How To Be An Urban Gun Owner
Black city dwellers are armed, too. Here are 5 ways to pack heat responsibly.
To search the web or watch TV, you might get the impression that gun owners are all white guys living out in the country or in the 'burbs. But there are plenty of black folks, city dwellers, who own guns, too -- and legally. We're not talking about the corner dealer with the illegal .9 mm.
According to the most recent Gallup polling and data kept by Gun Owners of America, a little more than a quarter of the black population -- 27 percent -- owned guns in 2010. So, as America's lawmakers gear up for battle over the rights of gun owners and those who want to be, blacks are among those concerned about what changes to the nation's gun laws could mean for them.
Karen Ford, an African American gun owner and medical professional in crime-ridden Detroit, decided to revisit gun owner safety classes she took two years ago taught by Rick Ector, an outspoken black member of the National Rifle Association and Detroit-area gun safety instructor.
“I would like [Rick] to show me the right types of guns I can now own,” Ford says. “I’m a 56-year-old female. I was really concerned about being in the house by myself. I left [Rick’s] class feeling cocky. I feel like it’s something that every woman should take.”

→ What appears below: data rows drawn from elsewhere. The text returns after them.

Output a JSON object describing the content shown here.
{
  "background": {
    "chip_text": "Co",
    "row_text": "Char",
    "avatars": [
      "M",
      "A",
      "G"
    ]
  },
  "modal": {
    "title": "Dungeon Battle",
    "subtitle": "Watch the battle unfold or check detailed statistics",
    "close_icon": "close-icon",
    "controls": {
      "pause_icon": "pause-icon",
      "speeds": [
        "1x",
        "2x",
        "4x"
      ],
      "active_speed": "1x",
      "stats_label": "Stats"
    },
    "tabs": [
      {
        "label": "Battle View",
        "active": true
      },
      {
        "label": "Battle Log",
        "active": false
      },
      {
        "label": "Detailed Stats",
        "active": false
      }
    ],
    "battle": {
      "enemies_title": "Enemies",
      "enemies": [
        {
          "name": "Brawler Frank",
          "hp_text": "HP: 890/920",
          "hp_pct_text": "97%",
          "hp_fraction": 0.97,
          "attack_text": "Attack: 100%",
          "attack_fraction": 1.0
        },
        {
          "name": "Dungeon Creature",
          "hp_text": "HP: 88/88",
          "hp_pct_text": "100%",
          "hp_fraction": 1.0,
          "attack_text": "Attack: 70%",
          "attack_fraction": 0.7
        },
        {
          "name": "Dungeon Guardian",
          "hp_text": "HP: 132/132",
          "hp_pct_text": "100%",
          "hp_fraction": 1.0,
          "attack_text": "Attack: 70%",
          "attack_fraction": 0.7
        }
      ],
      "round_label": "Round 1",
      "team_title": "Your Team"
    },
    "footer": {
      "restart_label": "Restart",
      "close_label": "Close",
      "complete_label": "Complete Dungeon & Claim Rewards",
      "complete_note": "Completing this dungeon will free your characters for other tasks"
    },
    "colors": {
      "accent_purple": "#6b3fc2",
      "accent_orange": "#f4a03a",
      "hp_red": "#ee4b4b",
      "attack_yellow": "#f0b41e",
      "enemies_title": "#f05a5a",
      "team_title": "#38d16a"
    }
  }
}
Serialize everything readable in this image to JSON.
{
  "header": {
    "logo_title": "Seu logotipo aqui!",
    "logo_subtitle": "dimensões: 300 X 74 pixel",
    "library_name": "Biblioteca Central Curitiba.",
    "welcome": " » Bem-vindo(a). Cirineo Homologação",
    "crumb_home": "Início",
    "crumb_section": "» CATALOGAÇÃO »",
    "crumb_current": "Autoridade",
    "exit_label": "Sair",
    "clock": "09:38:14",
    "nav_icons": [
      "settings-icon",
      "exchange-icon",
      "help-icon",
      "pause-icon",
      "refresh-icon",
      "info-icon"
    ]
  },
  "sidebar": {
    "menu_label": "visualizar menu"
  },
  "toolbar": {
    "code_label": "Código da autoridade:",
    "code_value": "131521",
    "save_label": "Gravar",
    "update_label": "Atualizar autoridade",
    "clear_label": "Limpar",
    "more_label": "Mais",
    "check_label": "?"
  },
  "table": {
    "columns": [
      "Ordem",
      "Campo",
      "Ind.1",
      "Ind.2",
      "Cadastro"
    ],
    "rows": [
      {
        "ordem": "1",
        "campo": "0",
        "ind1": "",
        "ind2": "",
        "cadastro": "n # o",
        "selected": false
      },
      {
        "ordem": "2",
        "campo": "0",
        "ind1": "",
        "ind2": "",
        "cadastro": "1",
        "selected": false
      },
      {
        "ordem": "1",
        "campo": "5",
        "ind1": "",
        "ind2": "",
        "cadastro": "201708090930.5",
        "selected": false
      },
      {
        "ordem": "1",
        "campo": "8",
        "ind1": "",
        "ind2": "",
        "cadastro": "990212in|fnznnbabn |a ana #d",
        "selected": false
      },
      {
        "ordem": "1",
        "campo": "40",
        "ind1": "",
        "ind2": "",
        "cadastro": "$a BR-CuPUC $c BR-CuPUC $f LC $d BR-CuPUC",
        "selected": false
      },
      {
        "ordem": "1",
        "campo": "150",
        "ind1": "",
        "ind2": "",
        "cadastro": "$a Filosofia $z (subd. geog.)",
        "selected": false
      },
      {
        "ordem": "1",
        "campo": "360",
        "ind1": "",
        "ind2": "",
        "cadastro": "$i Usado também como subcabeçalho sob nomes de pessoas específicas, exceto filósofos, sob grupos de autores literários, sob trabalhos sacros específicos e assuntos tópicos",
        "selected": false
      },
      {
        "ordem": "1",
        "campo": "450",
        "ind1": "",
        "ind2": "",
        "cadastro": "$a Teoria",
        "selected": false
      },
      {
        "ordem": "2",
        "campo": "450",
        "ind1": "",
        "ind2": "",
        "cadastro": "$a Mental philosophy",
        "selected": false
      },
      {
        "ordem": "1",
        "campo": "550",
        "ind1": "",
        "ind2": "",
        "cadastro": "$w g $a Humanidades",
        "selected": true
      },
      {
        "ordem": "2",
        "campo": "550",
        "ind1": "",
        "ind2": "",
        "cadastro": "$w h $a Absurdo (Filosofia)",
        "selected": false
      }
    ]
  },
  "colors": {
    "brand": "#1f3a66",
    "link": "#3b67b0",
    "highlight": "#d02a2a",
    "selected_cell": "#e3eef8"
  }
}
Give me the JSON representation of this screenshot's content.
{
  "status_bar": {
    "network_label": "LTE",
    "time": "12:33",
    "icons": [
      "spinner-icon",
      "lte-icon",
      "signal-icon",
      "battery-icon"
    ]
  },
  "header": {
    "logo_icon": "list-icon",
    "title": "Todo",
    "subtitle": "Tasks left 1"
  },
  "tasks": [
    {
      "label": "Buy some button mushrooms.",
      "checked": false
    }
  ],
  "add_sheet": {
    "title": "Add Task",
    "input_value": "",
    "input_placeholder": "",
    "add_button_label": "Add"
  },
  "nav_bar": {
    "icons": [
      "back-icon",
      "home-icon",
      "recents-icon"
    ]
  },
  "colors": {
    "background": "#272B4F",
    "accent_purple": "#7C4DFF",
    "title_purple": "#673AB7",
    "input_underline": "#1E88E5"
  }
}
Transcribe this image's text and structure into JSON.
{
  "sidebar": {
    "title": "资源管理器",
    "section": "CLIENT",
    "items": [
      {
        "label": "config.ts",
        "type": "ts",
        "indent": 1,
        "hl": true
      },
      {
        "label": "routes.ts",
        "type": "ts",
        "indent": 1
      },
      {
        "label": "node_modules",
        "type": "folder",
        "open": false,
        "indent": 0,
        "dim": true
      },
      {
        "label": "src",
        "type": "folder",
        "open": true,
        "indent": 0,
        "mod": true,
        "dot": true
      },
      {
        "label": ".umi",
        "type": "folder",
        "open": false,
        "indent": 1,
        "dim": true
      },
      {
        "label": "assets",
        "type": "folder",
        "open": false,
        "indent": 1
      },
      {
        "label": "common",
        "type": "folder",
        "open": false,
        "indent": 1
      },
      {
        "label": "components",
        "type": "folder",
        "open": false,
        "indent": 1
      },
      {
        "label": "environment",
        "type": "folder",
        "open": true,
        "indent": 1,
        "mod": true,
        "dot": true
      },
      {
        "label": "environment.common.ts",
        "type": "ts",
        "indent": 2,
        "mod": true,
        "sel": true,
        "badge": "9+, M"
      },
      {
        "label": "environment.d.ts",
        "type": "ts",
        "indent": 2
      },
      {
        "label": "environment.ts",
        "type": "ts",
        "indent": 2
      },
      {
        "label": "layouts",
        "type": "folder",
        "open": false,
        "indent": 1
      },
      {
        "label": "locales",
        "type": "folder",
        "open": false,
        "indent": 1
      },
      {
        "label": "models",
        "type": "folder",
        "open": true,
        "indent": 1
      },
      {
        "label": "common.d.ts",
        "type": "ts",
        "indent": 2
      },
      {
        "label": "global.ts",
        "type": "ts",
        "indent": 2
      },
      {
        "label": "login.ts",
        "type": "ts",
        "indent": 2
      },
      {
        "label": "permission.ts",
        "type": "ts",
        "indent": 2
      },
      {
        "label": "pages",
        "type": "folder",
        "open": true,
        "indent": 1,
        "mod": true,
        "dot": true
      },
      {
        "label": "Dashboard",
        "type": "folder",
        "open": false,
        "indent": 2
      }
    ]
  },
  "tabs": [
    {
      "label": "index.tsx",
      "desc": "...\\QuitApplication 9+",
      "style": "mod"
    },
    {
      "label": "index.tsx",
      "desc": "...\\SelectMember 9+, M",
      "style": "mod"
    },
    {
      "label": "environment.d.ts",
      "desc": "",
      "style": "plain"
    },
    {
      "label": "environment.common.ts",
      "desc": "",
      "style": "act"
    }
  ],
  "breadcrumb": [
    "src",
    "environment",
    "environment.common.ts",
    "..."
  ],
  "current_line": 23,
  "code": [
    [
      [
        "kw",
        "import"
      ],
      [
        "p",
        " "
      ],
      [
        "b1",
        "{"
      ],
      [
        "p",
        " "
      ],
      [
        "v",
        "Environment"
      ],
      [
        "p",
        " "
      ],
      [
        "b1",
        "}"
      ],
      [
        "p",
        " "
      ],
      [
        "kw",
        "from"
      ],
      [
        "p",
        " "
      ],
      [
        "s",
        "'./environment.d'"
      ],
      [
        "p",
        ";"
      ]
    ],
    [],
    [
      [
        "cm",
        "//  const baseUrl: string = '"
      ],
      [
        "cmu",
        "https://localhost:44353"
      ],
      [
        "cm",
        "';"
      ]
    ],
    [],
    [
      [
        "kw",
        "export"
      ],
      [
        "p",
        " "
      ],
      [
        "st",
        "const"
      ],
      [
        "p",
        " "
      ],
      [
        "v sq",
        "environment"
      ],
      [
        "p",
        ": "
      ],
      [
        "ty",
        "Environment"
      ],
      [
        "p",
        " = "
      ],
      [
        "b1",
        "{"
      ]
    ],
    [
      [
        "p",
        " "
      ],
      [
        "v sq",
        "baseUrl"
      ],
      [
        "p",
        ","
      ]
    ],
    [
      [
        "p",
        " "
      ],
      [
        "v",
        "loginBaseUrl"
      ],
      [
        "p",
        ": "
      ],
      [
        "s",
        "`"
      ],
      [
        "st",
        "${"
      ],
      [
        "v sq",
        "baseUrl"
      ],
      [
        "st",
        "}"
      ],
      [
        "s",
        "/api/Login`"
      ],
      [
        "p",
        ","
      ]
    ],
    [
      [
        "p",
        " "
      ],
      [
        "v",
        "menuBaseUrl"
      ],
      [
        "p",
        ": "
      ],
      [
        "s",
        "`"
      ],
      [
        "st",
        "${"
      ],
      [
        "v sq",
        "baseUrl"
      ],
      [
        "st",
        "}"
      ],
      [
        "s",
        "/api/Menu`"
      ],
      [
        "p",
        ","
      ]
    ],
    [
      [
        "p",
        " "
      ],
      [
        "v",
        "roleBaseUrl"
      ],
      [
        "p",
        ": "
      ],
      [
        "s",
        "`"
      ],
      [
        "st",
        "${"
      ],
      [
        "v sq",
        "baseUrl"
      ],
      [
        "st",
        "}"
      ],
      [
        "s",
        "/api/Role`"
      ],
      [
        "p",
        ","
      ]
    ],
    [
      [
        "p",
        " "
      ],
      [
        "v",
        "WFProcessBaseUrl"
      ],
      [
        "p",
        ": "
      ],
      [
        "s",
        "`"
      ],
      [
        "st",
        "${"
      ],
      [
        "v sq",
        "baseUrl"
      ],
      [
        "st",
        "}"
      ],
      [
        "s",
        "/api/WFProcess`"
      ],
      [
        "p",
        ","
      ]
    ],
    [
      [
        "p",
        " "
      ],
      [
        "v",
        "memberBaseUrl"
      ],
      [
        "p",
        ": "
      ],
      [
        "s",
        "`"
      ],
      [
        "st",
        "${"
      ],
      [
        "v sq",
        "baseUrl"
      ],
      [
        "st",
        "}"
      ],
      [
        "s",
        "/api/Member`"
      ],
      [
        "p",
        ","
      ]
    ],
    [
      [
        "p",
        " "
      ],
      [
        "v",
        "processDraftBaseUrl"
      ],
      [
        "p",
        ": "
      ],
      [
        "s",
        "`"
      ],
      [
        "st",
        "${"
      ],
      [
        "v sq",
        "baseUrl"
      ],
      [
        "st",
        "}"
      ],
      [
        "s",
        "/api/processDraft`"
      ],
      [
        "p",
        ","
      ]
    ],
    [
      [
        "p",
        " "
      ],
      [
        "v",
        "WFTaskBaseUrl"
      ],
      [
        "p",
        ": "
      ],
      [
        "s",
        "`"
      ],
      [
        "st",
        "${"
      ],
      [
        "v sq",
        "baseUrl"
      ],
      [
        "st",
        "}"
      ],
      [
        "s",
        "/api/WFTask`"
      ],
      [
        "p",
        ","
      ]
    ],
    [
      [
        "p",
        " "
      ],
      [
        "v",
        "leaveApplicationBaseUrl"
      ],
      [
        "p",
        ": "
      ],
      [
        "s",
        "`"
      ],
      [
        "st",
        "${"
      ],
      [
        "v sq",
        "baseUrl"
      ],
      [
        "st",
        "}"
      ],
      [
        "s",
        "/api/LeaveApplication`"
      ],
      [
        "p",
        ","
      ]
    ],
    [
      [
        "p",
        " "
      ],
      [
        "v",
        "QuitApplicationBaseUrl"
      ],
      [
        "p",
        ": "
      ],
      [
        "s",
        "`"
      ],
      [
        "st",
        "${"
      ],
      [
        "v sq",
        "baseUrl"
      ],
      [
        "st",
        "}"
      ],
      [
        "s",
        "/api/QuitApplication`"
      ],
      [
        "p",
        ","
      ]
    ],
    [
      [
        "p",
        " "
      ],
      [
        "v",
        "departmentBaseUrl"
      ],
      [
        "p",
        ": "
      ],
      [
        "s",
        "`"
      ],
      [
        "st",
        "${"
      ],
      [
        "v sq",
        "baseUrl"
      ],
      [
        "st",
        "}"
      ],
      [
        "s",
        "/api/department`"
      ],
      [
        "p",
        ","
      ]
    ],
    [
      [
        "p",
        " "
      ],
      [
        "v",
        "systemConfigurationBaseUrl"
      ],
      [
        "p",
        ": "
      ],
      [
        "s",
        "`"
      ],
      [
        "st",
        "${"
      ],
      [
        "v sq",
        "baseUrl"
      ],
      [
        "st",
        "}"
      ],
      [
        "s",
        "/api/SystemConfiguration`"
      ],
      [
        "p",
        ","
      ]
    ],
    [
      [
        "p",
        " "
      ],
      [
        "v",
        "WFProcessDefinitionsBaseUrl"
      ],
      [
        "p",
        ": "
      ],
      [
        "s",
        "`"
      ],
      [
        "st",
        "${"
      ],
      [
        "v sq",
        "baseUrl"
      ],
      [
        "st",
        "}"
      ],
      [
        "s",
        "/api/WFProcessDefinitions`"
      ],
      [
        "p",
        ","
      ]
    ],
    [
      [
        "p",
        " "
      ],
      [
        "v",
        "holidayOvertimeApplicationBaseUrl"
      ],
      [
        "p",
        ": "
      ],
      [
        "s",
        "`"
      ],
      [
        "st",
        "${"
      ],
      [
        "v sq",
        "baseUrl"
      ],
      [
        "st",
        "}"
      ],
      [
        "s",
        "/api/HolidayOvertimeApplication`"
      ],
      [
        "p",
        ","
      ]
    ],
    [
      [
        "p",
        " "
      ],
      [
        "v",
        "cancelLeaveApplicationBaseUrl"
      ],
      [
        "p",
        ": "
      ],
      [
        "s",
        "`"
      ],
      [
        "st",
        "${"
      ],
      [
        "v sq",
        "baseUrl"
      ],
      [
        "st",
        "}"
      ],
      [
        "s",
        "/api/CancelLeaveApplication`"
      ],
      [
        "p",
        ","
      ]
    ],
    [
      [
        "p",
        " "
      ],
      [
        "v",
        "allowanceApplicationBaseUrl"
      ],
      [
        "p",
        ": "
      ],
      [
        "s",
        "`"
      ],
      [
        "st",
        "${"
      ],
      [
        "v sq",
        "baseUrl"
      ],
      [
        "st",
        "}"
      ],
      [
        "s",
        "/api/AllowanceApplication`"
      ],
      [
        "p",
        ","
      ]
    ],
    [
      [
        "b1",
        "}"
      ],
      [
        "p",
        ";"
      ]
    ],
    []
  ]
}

Despite recent tragedies propelling new gun control measures – especially last month's elementary school massacre in Newtown, Conn. – Ford says she has concerns about urban crime that are just as valid as concerns raised about the random madmen who have been the perpetrators in recent mass shootings.
Ector says he couldn’t agree more.
“People who don’t live in urban areas may not be familiar with the environment that I’m in,” Ector says. “When we’re talking about areas like Detroit and Chicago, individuals should take advantage of their rights to arm and protect themselves.”
Ector, also the founder of Legally Armed in Detroit, offers the following five recommendations for city dwellers who own guns or are thinking about doing so:
1. Take a class.
Gun safety classes like Ector's help people understand the responsibility undertaken by gun ownership, as well as the care needed to keep firearms ready and in working condition. Responsible gun owners always keep their guns away from unauthorized users, Ector says. They use the right kind of ammunition to reduce the chance that they'll shoot someone and the bullet will travel through, hitting an unintended target. They also go to a shooting range at least once a month and shoot at least 50 rounds during target practice. “You should develop an unconscious competence and comfort with your gun -- the same way you do when you drive,” Ector says. Gun owners should also maintain and clean a firearm every time it’s used.
2. Talk to your kids.
Children should not stumble onto guns in the home without having had some conversation with parents about the gun’s presence, Ector says. Parents make huge mistakes in not discussing the presence of a gun in their home, and then assuming their children will not know about it or won't go looking for it. Ector recommends parents take the NRA’s Eddie Eagle approach in discussing guns with their children; that is, “Tell kids, ‘If you see a gun, stop, don’t touch it, leave the room and tell an adult.’”
3. Decide what method of storage works for you.
Keeping a loaded gun in a drawer at home, in between couch cushions or in plain view just isn’t smart, no matter how experienced an owner is. For those concerned that locking and hiding guns away renders them useless in an emergency, Ector recommends tabletop safes with key locks, thumbprint security or combination pads. There’s also the concealed carry option in most, but not all states. Ector says he carries his gun wherever he is legally allowed, but adds that it’s important to know where the pistol-free zones are in communities. Generally, churches and schools are pistol-free zones.
4. Commit to memory local, state and federal gun regulations.
With his concealed carry license, Ector can be legally armed in 39 states. But there are varying restrictions that make traveling with a weapon difficult. Do your homework. Ector recommends finding relevant rules and regulations you need to know in gun safety classes or online at credible gun owners advocacy websites.
5. Join a community of owners, which can help you stay responsible.
Ector, obviously, isn’t the only black man in all of the NRA. Joining a gun owners support group can help individuals stay up to date on regulations and get immersed in the gun ownership culture, says the Rev. Kenn Blanchard, a popular blogger and creator of the “Black Man With A Gun” podcast. He tells Loop 21 that he joined the NRA because it was one of the few organizations that understood his views on gun ownership. A former U.S. Marine, Blanchard grew up in between his parent’s home in Maryland and the rural Virginia home of his grandmother, who kept a loaded shotgun within arms' reach. “My grandmother’s shotgun kept the Klan off the lawn,” says the 50-year-old ordained minister.
Do you think owning a gun in the big city is a good idea? Tell us in the Comments!